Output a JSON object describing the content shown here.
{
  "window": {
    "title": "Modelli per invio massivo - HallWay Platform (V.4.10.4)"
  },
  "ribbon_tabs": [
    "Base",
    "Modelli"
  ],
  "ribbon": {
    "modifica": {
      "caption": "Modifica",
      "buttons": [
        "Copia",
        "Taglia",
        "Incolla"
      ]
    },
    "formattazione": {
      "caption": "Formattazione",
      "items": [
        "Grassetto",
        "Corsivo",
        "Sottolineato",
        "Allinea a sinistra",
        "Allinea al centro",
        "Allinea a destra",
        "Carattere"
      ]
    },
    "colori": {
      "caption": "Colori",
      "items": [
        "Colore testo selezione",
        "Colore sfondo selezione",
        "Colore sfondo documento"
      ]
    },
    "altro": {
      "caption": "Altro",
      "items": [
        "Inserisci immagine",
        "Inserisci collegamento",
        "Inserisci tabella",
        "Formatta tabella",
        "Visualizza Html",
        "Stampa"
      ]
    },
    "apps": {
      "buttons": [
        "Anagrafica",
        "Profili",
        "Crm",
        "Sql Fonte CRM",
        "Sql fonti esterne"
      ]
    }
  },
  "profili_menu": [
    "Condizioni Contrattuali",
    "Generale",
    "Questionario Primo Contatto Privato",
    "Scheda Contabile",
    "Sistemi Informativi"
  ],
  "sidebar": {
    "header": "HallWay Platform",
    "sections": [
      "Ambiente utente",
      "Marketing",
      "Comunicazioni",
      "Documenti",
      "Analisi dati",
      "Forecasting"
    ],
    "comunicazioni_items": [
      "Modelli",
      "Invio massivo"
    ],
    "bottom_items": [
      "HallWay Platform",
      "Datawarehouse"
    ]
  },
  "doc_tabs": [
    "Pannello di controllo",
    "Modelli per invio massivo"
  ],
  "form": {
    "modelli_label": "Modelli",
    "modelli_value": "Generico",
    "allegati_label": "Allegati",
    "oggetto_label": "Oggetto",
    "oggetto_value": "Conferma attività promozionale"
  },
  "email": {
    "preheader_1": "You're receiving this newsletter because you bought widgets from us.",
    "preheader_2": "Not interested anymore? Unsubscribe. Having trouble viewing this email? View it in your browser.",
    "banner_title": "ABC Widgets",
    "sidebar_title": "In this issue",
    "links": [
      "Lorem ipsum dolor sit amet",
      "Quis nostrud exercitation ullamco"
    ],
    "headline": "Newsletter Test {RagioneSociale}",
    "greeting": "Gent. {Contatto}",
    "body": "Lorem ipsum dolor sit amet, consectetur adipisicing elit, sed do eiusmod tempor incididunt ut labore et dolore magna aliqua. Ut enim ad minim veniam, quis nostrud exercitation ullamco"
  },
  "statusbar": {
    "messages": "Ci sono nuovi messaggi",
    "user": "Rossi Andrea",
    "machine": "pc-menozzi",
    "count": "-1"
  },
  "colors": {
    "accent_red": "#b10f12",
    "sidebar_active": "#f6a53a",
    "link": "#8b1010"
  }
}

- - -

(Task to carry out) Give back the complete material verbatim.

(Written response)
Output a JSON object describing the content shown here.
{
  "window": {
    "title": "Modelli per invio massivo - HallWay Platform (V.4.10.4)"
  },
  "ribbon_tabs": [
    "Base",
    "Modelli"
  ],
  "ribbon": {
    "modifica": {
      "caption": "Modifica",
      "buttons": [
        "Copia",
        "Taglia",
        "Incolla"
      ]
    },
    "formattazione": {
      "caption": "Formattazione",
      "items": [
        "Grassetto",
        "Corsivo",
        "Sottolineato",
        "Allinea a sinistra",
        "Allinea al centro",
        "Allinea a destra",
        "Carattere"
      ]
    },
    "colori": {
      "caption": "Colori",
      "items": [
        "Colore testo selezione",
        "Colore sfondo selezione",
        "Colore sfondo documento"
      ]
    },
    "altro": {
      "caption": "Altro",
      "items": [
        "Inserisci immagine",
        "Inserisci collegamento",
        "Inserisci tabella",
        "Formatta tabella",
        "Visualizza Html",
        "Stampa"
      ]
    },
    "apps": {
      "buttons": [
        "Anagrafica",
        "Profili",
        "Crm",
        "Sql Fonte CRM",
        "Sql fonti esterne"
      ]
    }
  },
  "profili_menu": [
    "Condizioni Contrattuali",
    "Generale",
    "Questionario Primo Contatto Privato",
    "Scheda Contabile",
    "Sistemi Informativi"
  ],
  "sidebar": {
    "header": "HallWay Platform",
    "sections": [
      "Ambiente utente",
      "Marketing",
      "Comunicazioni",
      "Documenti",
      "Analisi dati",
      "Forecasting"
    ],
    "comunicazioni_items": [
      "Modelli",
      "Invio massivo"
    ],
    "bottom_items": [
      "HallWay Platform",
      "Datawarehouse"
    ]
  },
  "doc_tabs": [
    "Pannello di controllo",
    "Modelli per invio massivo"
  ],
  "form": {
    "modelli_label": "Modelli",
    "modelli_value": "Generico",
    "allegati_label": "Allegati",
    "oggetto_label": "Oggetto",
    "oggetto_value": "Conferma attività promozionale"
  },
  "email": {
    "preheader_1": "You're receiving this newsletter because you bought widgets from us.",
    "preheader_2": "Not interested anymore? Unsubscribe. Having trouble viewing this email? View it in your browser.",
    "banner_title": "ABC Widgets",
    "sidebar_title": "In this issue",
    "links": [
      "Lorem ipsum dolor sit amet",
      "Quis nostrud exercitation ullamco"
    ],
    "headline": "Newsletter Test {RagioneSociale}",
    "greeting": "Gent. {Contatto}",
    "body": "Lorem ipsum dolor sit amet, consectetur adipisicing elit, sed do eiusmod tempor incididunt ut labore et dolore magna aliqua. Ut enim ad minim veniam, quis nostrud exercitation ullamco"
  },
  "statusbar": {
    "messages": "Ci sono nuovi messaggi",
    "user": "Rossi Andrea",
    "machine": "pc-menozzi",
    "count": "-1"
  },
  "colors": {
    "accent_red": "#b10f12",
    "sidebar_active": "#f6a53a",
    "link": "#8b1010"
  }
}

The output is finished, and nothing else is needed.